Catalytic Capital Investment: Pearson Affordable Learning Fund provided early Series A financing; Omidyar Network led the Series B with a $5 million equity investment in 2015 and a subsequent follow-on investment in 2018.
2019 Status: In 2019, SPARK opened six new schools, including their first high school and a school in the township of Soweto. The team is currently finalizing its growth strategy to 2023.
Habitat for Humanity International / Ezra Millstein
Improving Housing for 685,000 People
Traditionally, microfinance institutions (MFIs) have not offered loans for housing finance in developing countries, where two-thirds of the population lives in substandard housing without formal title. Most MFIs lack the institutional expertise and strategic financing to expand beyond microenterprise loans to invest in housing.
MicroBuild Fund was created by Habitat for Humanity in 2012 as the first housing-focused microfinance investment vehicle dedicated to helping low-income families improve their housing conditions and strengthen their tenure security. Managed by Triple Jump, the $100 million revolving loan fund supplies capital, with a $10 million technical assistance sidecar, for MFIs to enable families to build safe, decent, and durable homes. A $2 million PRI* provided early equity seed funding and first-loss capital, which helped unlock significant additional investment from public and private entities.
Impact: MicroBuild has grown rapidly and provided improved housing for over 685,000 people; 73 percent are women borrowers, and 68 percent rural clients. The fund has approved over $124.6 million in financing for 54 MFIs in 30 countries, with a leverage multiplier of 3.71 times invested capital. The number of MFIs offering housing microfinance has also increased dramatically, realizing MicroBuild’s proof-of-concept mission.
Catalytic Capital Investment: $2 million Omidyar Network PRI*; $8 million additional equity from Habitat for Humanity, Triple Jump, and MetLife; $90 million debt from OPIC. $10 million equity was leveraged 10 times to create a $100 million fund.
2019 Status: Ongoing investment activity; fund is profitable, seven years into its 10-year closed-end fund period.
*Program-related investment (PRI) is an investment made primarily to achieve a charitable purpose rather than to maximize financial return.
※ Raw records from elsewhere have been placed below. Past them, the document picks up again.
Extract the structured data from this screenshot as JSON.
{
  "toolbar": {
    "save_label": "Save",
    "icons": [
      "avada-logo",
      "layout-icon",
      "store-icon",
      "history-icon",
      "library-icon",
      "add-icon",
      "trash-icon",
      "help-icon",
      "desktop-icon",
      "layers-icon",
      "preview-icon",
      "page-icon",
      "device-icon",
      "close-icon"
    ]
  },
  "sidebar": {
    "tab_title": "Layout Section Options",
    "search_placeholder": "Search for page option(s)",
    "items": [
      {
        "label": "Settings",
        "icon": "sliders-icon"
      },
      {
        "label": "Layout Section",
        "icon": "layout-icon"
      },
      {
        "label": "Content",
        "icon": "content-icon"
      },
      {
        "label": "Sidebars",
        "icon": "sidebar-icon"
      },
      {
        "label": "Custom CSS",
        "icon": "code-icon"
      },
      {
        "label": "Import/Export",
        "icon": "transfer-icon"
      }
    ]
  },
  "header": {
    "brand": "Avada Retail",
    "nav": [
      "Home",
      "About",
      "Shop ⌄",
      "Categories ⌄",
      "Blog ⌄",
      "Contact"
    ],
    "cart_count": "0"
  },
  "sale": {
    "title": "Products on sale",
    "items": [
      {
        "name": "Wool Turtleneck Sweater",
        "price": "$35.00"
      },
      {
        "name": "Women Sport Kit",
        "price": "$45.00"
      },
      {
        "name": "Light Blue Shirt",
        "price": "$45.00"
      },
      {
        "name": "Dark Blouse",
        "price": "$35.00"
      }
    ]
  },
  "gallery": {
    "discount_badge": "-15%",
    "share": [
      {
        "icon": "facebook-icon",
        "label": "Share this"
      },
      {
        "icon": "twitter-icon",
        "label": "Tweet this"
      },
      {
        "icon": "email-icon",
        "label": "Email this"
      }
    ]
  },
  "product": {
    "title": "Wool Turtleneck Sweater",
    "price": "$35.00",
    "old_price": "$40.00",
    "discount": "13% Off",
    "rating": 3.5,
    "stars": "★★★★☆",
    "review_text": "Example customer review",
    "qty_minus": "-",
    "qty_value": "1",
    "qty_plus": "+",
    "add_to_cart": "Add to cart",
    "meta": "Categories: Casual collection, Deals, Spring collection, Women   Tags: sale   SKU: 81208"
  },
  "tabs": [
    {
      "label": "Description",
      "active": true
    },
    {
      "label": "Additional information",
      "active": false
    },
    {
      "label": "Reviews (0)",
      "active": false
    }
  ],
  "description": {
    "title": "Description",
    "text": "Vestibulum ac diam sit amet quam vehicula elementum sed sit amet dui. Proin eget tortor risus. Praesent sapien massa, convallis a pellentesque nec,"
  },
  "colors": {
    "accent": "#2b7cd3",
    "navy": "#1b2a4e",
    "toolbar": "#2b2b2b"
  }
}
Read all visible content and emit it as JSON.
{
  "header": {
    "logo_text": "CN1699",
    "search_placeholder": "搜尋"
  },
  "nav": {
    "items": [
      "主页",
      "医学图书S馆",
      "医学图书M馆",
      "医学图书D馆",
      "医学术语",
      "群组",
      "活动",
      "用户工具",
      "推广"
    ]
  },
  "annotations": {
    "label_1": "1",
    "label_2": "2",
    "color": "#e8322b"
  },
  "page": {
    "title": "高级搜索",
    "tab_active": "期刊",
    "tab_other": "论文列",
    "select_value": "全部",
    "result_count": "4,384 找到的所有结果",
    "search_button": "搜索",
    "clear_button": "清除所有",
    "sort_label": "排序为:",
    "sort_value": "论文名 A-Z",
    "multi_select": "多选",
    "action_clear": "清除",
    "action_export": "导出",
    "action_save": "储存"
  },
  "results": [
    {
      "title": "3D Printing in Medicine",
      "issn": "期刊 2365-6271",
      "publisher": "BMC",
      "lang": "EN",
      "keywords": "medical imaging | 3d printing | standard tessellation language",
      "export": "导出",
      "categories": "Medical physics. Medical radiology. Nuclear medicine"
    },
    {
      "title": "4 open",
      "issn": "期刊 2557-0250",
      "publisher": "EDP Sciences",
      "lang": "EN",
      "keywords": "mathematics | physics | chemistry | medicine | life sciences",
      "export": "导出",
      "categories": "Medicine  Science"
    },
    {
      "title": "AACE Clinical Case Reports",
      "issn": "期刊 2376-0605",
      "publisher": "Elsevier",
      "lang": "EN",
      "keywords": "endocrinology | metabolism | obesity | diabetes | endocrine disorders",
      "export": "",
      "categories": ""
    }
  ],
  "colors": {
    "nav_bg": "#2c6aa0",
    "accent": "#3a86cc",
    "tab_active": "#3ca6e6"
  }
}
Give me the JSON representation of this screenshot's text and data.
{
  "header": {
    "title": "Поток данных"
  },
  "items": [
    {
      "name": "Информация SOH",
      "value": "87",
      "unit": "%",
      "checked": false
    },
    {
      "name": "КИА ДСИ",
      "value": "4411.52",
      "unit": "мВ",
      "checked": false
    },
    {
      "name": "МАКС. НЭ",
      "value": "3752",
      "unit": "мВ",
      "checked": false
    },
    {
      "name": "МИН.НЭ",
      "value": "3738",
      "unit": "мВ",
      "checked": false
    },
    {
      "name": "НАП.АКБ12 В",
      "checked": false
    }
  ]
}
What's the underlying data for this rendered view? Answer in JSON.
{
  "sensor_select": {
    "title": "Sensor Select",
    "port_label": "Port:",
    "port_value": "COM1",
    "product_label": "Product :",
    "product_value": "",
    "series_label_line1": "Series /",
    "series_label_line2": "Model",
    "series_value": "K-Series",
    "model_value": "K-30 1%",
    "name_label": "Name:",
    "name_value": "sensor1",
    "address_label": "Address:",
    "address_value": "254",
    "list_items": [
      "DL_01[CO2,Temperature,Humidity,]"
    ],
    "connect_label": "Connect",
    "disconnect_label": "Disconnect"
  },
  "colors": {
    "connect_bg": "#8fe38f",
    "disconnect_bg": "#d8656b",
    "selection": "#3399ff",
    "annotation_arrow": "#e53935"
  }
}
It is a term codified by the IRS in 1969 so that foundations could make investments to further their program goals without jeopardizing their charitable status if those investments generated financial gains in the process.
** Benefit Chicago is an innovative collaboration among the MacArthur Foundation, The Chicago Community Trust, and Calvert Foundation, which aims to mobilize $100 million in impact investments for nonprofits and social enterprises in Chicago.